Environmental groups along the North Coast are celebrating a mandate letter issued to the federal transport minister last week.
Among the directives, the document makes good on Prime Minister Justin Trudeau’s promise to enact a moratorium on all oil tanker traffic off B.C.’s north coast.
“Over the course of our four-year mandate, I expect us to deliver on all of our commitments,” Mr. Trudeau wrote. “It is our collective responsibility to ensure that we fulfill our promises.”
The letter then specifically directs the minister to formalize a moratorium on crude oil tanker traffic on B.C.’s North Coast, working in collaboration with the Minister of Fisheries, Oceans and the Canadian Coast Guard, the Minister of Natural Resources and the Minister of Environment and Climate Change to develop an approach.
The Sierra Club called this mandate the final blow to the Enbridge Northern Gateway Pipeline.
In a press release from a broad coalition of northerners, environmental groups and First Nations applauded Mr. Trudeau, saying his decision is the best way to permanently protect northern ecosystem and the economy from the risk of oil spills
“A legislated oil tanker ban will send a strong message of positive change to all British Columbians, while rebuilding the trust that has been lost over almost a decade in the battle over Northern Gateway,” Caitlyn Vernon, campaigns director at Sierra Club BC said. “We want Prime Minister Trudeau to know he has tremendous support for this promise to legally protect B.C.’s north coast from oil tankers.”
The mandate came just days after the Council of Haida Nations (CHN) issued a public statement urging the Prime Minister to formalize the moratorium. The CHN is also calling for a ban on all exports of fossil field through Haida territorial waters.
A motion passed in the House of Assembly singled out the province’s LNG agenda on the North Coast and the lack of adequate provincial or federal emergency response systems.
The CHN is keeping the door open with legislators to work together to develop such a system for foundering ships.
“Should there be an accident our environment and way of life will experience significant damage,” CHN President Peter Lantin said in a press release. “Our goal is to establish a world-class, leading-edge, regional shipping management plan.
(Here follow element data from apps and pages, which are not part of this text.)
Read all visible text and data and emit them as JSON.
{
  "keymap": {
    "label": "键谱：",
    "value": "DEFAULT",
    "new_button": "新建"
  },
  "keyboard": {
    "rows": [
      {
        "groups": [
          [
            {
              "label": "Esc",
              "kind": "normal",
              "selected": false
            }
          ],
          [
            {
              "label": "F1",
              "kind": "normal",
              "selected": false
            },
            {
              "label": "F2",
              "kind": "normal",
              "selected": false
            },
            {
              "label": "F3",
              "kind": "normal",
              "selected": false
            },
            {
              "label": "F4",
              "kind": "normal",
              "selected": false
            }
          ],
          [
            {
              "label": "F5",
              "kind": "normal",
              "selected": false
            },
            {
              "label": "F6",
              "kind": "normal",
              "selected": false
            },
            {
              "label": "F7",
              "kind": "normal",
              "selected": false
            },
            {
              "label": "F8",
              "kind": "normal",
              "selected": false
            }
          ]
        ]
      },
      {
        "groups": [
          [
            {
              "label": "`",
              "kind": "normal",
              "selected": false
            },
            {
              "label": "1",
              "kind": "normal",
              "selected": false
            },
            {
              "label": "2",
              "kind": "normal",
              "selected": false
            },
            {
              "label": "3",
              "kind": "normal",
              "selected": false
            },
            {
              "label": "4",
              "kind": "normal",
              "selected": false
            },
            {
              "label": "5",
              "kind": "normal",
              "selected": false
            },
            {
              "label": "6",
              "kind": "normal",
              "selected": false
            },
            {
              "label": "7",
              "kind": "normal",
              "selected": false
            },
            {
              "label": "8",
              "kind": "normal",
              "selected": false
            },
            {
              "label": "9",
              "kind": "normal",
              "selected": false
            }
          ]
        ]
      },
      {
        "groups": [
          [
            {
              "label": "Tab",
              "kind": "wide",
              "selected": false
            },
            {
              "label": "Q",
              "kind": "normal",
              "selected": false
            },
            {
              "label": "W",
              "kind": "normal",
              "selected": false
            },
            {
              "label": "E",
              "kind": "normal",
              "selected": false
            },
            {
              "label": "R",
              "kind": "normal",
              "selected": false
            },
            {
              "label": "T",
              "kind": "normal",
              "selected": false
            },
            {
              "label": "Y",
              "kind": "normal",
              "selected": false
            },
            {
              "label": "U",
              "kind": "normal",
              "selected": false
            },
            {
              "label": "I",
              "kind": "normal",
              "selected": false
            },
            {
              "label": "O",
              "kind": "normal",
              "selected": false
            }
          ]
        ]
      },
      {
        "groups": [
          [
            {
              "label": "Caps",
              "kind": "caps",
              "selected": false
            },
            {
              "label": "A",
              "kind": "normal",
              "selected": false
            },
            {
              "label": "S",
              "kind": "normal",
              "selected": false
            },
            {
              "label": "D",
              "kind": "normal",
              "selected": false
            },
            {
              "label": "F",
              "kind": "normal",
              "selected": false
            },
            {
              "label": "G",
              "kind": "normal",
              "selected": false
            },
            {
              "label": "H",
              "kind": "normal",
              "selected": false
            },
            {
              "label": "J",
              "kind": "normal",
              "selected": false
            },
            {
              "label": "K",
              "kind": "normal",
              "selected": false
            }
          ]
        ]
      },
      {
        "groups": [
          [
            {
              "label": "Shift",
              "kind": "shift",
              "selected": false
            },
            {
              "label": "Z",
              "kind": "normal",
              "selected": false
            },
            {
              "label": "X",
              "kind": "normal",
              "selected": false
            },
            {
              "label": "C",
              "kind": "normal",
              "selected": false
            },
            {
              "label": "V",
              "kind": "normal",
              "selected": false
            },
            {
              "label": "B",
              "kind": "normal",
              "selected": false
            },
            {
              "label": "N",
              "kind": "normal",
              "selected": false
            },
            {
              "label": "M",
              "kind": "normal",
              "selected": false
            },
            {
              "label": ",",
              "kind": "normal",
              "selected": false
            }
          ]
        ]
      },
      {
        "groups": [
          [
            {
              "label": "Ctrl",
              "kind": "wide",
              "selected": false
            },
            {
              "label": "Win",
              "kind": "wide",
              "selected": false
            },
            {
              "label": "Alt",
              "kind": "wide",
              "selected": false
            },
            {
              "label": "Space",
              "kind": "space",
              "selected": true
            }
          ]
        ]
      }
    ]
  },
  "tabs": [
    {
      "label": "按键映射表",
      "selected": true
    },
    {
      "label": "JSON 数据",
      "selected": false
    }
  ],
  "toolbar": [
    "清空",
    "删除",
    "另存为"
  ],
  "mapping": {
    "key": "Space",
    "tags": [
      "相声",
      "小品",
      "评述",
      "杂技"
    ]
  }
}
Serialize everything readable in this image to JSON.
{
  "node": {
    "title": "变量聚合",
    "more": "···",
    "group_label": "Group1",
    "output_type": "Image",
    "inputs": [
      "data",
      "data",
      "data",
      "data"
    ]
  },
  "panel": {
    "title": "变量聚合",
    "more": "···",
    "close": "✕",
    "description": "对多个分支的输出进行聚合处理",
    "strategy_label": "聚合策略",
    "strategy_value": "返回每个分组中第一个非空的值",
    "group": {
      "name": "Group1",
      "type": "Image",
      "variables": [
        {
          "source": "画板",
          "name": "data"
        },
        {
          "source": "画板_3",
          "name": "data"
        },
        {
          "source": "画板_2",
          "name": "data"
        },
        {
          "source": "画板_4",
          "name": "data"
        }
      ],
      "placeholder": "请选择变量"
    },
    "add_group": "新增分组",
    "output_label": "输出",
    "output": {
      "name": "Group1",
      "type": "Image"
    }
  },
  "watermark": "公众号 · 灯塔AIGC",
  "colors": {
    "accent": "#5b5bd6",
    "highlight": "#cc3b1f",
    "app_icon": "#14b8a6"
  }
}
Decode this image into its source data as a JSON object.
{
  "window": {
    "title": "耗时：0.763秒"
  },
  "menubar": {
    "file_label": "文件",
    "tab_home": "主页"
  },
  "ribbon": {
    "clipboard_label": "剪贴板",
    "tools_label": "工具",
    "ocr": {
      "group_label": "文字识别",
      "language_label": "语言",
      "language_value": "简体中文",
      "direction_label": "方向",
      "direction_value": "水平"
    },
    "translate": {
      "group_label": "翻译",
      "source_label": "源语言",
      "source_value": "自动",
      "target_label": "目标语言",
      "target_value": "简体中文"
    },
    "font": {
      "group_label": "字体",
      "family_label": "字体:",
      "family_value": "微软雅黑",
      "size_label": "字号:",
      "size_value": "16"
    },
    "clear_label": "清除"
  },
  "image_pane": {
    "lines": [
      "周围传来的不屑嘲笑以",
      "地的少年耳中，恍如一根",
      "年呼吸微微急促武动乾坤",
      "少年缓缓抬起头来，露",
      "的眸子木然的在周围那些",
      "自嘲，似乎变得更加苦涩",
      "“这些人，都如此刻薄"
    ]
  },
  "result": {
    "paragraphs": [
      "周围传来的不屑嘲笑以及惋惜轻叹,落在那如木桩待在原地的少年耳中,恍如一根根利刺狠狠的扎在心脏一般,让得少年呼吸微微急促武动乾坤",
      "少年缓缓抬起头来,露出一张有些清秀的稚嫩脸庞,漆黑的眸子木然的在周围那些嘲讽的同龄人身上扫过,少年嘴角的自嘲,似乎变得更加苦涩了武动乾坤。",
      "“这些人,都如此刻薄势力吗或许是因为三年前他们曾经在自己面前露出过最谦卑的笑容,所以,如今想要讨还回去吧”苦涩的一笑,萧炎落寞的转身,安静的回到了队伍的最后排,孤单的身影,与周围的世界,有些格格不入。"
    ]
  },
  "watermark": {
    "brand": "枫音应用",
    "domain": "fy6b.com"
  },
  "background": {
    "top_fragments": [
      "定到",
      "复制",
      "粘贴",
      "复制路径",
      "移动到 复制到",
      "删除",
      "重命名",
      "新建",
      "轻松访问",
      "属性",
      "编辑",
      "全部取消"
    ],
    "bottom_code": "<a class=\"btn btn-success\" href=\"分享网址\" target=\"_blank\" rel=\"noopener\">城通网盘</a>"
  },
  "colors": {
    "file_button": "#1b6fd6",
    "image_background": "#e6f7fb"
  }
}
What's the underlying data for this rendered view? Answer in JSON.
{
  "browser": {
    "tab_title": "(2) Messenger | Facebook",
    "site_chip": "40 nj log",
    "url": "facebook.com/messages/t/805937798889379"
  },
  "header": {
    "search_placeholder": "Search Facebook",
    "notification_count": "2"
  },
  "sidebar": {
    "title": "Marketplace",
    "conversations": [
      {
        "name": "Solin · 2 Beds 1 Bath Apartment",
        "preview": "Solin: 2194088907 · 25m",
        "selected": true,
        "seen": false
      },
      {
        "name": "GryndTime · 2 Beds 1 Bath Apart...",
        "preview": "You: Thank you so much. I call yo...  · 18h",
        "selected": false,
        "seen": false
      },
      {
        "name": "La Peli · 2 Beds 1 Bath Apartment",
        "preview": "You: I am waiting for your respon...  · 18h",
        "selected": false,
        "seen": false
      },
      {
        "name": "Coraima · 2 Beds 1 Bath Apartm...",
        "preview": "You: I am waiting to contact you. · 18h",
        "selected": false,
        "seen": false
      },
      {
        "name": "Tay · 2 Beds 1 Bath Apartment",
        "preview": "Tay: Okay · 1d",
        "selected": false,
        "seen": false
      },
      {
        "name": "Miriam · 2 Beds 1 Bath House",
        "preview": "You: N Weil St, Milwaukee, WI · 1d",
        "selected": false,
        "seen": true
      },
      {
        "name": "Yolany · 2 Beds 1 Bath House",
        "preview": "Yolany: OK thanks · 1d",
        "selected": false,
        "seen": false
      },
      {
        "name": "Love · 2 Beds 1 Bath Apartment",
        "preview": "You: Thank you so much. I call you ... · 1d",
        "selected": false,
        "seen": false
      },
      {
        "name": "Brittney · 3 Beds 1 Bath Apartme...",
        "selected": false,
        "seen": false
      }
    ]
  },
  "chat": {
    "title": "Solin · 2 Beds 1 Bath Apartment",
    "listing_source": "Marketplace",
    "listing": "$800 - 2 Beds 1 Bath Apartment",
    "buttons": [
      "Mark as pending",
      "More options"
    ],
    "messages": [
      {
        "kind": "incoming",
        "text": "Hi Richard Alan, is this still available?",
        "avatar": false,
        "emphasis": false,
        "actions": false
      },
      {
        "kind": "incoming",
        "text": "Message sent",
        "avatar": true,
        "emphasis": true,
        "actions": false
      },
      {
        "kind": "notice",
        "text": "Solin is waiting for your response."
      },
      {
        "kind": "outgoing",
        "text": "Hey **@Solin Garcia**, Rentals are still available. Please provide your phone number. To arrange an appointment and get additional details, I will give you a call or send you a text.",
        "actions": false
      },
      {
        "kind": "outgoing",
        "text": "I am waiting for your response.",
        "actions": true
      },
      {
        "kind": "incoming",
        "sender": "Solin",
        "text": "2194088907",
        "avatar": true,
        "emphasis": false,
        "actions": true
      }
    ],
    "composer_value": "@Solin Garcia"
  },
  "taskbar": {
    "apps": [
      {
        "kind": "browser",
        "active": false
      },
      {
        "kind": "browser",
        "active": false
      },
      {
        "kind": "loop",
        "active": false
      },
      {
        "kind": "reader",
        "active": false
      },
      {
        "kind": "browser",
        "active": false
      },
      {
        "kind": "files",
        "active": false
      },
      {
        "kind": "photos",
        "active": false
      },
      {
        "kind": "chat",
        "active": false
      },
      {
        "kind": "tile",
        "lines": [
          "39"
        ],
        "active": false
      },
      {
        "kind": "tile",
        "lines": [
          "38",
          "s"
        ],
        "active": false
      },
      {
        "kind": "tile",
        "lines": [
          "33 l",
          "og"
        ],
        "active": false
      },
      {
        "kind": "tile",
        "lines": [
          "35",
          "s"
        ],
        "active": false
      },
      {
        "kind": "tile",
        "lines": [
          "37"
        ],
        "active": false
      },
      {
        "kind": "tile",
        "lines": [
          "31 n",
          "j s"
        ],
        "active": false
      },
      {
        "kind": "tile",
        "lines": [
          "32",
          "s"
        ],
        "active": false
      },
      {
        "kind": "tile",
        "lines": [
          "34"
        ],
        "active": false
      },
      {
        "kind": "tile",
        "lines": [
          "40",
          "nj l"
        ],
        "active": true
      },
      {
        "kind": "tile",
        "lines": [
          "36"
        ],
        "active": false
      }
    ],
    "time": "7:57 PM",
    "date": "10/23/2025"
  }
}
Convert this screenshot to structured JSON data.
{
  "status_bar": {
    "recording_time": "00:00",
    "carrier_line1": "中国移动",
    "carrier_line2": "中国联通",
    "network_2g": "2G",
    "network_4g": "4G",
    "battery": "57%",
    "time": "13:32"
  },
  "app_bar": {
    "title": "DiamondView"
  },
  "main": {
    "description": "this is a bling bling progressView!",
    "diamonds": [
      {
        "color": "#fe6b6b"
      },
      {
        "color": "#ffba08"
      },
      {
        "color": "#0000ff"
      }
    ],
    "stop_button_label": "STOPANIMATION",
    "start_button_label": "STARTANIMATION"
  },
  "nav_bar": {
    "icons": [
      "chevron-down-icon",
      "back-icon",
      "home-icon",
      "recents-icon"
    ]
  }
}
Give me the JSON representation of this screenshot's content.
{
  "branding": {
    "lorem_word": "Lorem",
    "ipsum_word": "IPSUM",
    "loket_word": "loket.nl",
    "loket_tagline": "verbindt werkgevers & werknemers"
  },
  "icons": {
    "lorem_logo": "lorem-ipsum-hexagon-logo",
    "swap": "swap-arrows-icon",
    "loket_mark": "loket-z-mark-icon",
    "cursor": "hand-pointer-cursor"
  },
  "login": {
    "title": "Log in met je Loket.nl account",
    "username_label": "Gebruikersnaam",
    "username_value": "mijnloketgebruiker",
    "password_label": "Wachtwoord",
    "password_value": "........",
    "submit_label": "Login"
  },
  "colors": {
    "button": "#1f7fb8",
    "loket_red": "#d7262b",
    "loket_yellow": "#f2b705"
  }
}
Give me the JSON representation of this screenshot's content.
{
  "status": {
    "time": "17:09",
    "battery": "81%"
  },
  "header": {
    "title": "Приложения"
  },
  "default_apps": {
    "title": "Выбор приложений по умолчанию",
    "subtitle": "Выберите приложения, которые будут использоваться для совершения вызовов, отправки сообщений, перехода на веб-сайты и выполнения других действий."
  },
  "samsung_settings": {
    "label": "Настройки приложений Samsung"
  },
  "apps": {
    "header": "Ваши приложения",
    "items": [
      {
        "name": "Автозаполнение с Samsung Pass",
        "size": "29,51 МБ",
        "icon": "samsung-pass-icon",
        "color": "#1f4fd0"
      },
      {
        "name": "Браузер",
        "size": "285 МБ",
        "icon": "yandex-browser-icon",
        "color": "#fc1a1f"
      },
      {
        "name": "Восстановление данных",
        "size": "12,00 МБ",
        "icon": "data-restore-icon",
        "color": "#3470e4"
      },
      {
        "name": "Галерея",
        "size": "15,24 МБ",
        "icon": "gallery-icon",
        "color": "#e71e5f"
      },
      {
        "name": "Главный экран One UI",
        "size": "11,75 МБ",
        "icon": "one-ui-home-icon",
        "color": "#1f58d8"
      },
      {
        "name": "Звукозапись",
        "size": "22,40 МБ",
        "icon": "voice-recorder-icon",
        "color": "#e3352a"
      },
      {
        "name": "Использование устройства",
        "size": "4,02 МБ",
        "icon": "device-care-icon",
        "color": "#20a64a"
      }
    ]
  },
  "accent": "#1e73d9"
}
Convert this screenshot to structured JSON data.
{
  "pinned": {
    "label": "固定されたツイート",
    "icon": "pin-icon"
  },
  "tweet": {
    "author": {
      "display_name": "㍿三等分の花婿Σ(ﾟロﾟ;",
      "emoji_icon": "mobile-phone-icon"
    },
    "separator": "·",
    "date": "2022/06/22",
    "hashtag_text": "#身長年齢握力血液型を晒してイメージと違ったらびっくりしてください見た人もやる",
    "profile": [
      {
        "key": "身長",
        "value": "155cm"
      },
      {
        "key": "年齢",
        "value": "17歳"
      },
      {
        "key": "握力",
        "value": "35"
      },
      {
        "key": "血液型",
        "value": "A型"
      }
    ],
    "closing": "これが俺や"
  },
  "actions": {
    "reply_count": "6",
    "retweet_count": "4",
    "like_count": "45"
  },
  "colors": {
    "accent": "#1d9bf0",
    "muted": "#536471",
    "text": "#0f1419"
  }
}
In achieving this, reconciliation between the Crown and First Nations will also be advanced.”
As the Trudeau government begins the process of formalizing the moratorium on oil tankers, much of the ground work has already been laid according to Gavin Smith, a staff lawyer with West Coast Environmental Law Association.
“The new government has supported several versions of a tanker ban bill which would have amended the Canada Shipping Act, 2001 to prohibit the operation of oil tankers in Hecate Strait, Queen Charlotte Sound and Dixon Entrance.
“While those previous bills did not pass, the necessary legal avenues clearly exist to swiftly legislate an oil tanker ban when Parliament reopens, bringing binding legal protection to this area.”